One of our customers was incorporating our film recorder into a full workstation system. Quantel, a company in Newberry, England, had become successful in the early years of digital video and was looking for a way to expand its editing tool offerings into the motion picture market. Quantel’s engineers understood the halation problem as well, but they didn’t want to rely on our figuring out a solution: they had an aggressive development schedule.
My father, an early adopter of nearly everything, took on a project to digitize a collection of historical family photos that had accumulated over many generations and that were now in his possession. It was the early years of digital photography when scanning technology was barely up to the task, and computer image file formats were crude by today’s standards.
Nevertheless, he forged ahead and built a repository of over 700 scanned photographs dating back to the 1800s. He recognized a weakness in the collection—there was no context, no annotations, no identifications of the people portrayed. Old photographs lose their value when this information, originally held in the memories of those who were around at the time, is not recorded.
My father knew this and wanted to somehow attach the information about the photo, in the scan of the photo. I know this, because he asked me (an imaging scientist) about how to do it. Unfortunately, at the time, there was no standardized way to embed such “metadata” within existing image file formats. He was a man ahead of his time.
This is adapted from a tribute that my father made at the memorial of his father, Theodore Olson, after whom we are both named, who died in 2002 at the age of 97. I post it here for the online access of posterity, and to provide a portrayal of the scientific mindset of a family patriarch that influenced not only his students, but his entire family and several generations beyond. Here is my father’s rendition of our family history.
The start of this story goes back almost 150 years. In about 1860 in Norway, Hans Opjörden left home and went to Oslo. Hans had the misfortune to be the second son in his family, and that meant that his older brother would inherit the family farm. Hans left home and headed off to Oslo, where he went to work in a shipyard building boats. After a while he decided he really wanted to sail on the boats instead of just building them. At this time Norway was a province of Sweden. Shrewdly, Hans changed his name from Opjörden to Olson (with a Swedish spelling) and got Swedish sailing papers.

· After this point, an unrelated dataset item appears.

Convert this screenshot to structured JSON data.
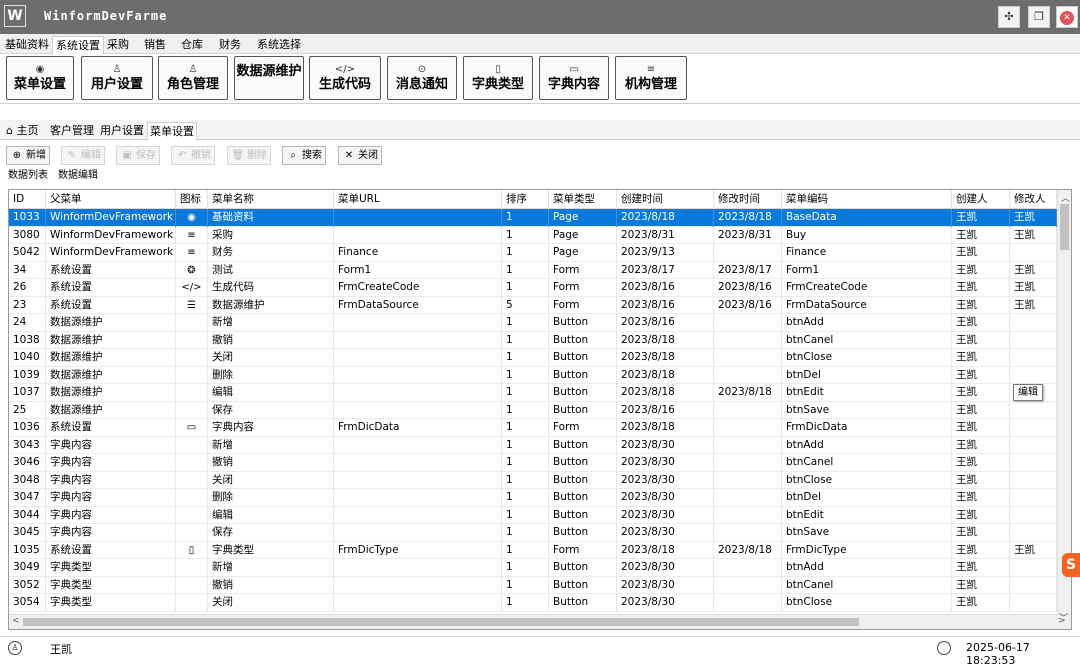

He went on several voyages and along the way befriended a shipmate named Peter Magnus Peterson. We can imagine a conversation between them based on what subsequently happened. Hans confided that he’d really wanted to be a farmer but had no prospects of getting land—and that being a sailor was not his “dream job”, but was good paying employment.